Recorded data
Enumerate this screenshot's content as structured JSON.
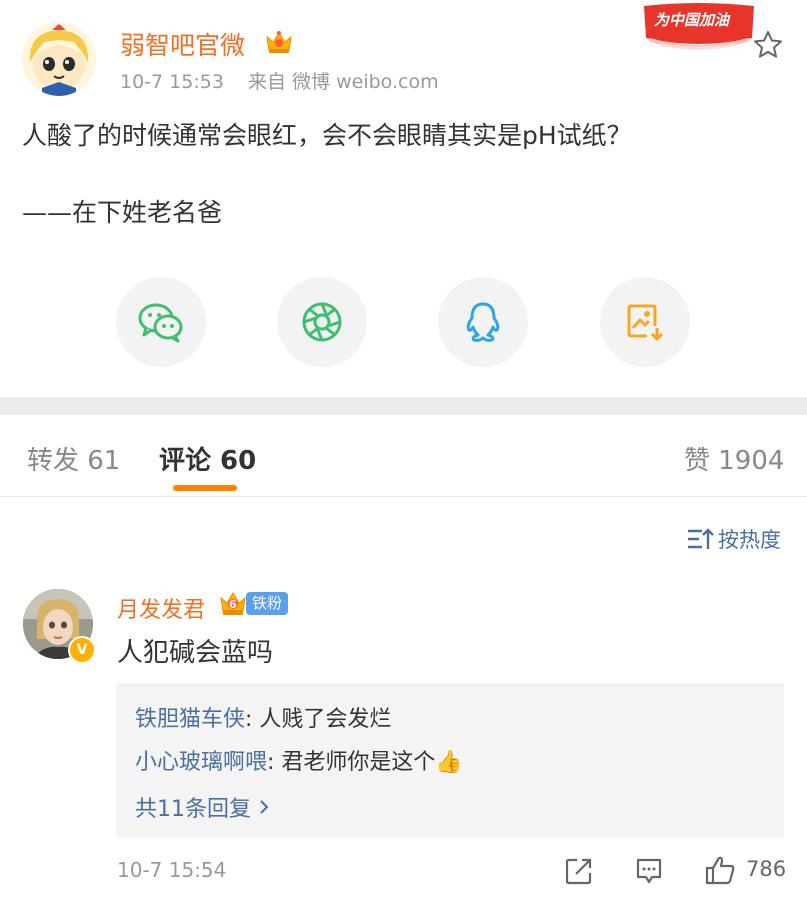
{
  "post": {
    "author": "弱智吧官微",
    "time": "10-7 15:53",
    "source": "来自 微博 weibo.com",
    "banner_text": "为中国加油",
    "text": "人酸了的时候通常会眼红，会不会眼睛其实是pH试纸？",
    "signature": "——在下姓老名爸"
  },
  "share": [
    {
      "name": "wechat-icon",
      "color": "#3dbf6e"
    },
    {
      "name": "moments-icon",
      "color": "#3dbf6e"
    },
    {
      "name": "qq-icon",
      "color": "#2aa7e8"
    },
    {
      "name": "save-image-icon",
      "color": "#f5a623"
    }
  ],
  "tabs": {
    "repost": "转发 61",
    "comments": "评论 60",
    "likes": "赞 1904"
  },
  "sort_label": "按热度",
  "comment": {
    "author": "月发发君",
    "level": "6",
    "fan_badge": "铁粉",
    "text": "人犯碱会蓝吗",
    "replies": [
      {
        "name": "铁胆猫车侠",
        "sep": ": ",
        "text": "人贱了会发烂"
      },
      {
        "name": "小心玻璃啊喂",
        "sep": ": ",
        "text": "君老师你是这个👍"
      }
    ],
    "more_replies": "共11条回复",
    "time": "10-7 15:54",
    "like_count": "786"
  },
  "colors": {
    "accent": "#ff8200",
    "name_orange": "#f37022",
    "link_blue": "#4a6fa5"
  }
}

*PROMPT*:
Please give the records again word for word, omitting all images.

*RESPONSE*:
Enumerate this screenshot's content as structured JSON.
{
  "post": {
    "author": "弱智吧官微",
    "time": "10-7 15:53",
    "source": "来自 微博 weibo.com",
    "banner_text": "为中国加油",
    "text": "人酸了的时候通常会眼红，会不会眼睛其实是pH试纸？",
    "signature": "——在下姓老名爸"
  },
  "share": [
    {
      "name": "wechat-icon",
      "color": "#3dbf6e"
    },
    {
      "name": "moments-icon",
      "color": "#3dbf6e"
    },
    {
      "name": "qq-icon",
      "color": "#2aa7e8"
    },
    {
      "name": "save-image-icon",
      "color": "#f5a623"
    }
  ],
  "tabs": {
    "repost": "转发 61",
    "comments": "评论 60",
    "likes": "赞 1904"
  },
  "sort_label": "按热度",
  "comment": {
    "author": "月发发君",
    "level": "6",
    "fan_badge": "铁粉",
    "text": "人犯碱会蓝吗",
    "replies": [
      {
        "name": "铁胆猫车侠",
        "sep": ": ",
        "text": "人贱了会发烂"
      },
      {
        "name": "小心玻璃啊喂",
        "sep": ": ",
        "text": "君老师你是这个👍"
      }
    ],
    "more_replies": "共11条回复",
    "time": "10-7 15:54",
    "like_count": "786"
  },
  "colors": {
    "accent": "#ff8200",
    "name_orange": "#f37022",
    "link_blue": "#4a6fa5"
  }
}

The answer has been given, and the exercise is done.